= Beginning of Section =

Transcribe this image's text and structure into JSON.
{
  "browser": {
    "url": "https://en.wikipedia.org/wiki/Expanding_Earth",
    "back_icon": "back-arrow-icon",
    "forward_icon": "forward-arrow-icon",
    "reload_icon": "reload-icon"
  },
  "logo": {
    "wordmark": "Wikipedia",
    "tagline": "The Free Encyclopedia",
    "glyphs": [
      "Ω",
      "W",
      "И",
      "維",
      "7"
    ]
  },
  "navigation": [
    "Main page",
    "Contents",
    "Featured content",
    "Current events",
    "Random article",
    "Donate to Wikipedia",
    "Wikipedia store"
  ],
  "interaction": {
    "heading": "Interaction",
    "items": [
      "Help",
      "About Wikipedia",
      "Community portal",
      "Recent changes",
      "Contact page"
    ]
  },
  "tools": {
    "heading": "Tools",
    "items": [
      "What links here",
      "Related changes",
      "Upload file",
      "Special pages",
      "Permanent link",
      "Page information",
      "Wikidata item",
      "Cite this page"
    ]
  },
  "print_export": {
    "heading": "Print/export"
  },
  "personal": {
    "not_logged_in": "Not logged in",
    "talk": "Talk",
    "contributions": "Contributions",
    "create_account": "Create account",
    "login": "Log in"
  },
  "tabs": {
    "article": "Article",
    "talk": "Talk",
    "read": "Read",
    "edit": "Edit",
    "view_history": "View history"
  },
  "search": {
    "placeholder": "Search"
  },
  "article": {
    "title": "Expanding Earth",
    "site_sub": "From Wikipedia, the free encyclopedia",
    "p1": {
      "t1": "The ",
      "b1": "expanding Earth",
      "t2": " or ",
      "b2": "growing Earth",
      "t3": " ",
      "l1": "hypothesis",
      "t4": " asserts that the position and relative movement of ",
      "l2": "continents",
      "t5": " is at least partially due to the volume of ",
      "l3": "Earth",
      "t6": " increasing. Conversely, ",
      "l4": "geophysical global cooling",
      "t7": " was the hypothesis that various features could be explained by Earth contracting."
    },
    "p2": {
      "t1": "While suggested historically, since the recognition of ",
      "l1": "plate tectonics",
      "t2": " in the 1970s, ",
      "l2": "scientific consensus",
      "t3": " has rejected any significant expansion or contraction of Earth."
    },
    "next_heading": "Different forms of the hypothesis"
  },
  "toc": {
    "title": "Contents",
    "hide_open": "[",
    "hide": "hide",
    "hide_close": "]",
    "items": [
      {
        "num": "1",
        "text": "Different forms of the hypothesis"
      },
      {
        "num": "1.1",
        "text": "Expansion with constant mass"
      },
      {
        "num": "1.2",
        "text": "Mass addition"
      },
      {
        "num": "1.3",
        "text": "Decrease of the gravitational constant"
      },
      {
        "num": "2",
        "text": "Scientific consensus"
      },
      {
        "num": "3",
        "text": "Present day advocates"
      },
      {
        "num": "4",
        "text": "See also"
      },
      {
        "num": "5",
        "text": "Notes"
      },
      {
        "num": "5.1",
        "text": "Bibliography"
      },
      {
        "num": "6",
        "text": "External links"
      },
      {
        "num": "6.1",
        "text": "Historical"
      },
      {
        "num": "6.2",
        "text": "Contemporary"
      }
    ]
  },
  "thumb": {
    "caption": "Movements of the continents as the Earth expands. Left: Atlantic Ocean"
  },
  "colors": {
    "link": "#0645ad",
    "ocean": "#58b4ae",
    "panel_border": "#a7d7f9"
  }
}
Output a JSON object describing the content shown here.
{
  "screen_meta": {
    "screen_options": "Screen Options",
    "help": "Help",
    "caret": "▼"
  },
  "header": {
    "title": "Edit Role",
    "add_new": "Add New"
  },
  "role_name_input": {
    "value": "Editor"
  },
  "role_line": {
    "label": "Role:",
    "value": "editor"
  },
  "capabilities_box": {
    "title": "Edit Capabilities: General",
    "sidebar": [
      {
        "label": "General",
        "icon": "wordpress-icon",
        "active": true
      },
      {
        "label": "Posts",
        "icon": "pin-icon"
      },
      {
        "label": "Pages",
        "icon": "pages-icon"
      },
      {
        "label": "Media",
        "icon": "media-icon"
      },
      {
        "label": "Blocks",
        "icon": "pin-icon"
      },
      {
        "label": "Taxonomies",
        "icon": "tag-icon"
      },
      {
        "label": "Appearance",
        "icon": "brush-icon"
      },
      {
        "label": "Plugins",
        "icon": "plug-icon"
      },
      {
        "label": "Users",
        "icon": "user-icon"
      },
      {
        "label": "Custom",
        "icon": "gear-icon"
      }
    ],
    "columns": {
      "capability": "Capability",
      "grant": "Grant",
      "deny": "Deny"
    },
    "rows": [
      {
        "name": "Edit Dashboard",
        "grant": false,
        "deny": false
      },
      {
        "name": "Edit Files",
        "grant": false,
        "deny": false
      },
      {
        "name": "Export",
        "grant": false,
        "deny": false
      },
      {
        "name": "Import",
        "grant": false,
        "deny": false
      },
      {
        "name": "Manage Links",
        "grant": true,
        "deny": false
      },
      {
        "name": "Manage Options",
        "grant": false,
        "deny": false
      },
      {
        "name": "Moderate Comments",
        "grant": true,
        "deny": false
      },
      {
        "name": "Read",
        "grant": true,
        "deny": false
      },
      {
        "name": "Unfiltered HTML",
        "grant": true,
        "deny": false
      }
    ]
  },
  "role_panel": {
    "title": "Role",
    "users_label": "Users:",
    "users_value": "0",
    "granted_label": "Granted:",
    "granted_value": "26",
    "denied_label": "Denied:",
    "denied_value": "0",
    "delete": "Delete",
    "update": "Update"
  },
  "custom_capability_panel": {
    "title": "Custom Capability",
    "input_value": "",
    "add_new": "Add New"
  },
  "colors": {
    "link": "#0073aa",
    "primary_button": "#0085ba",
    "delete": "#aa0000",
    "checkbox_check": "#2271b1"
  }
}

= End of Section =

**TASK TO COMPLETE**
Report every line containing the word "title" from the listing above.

**PROBLEM SOLUTION**
    "title": "Expanding Earth",
    "title": "Contents",
    "title": "Edit Role",
    "title": "Edit Capabilities: General",
    "title": "Role",
    "title": "Custom Capability",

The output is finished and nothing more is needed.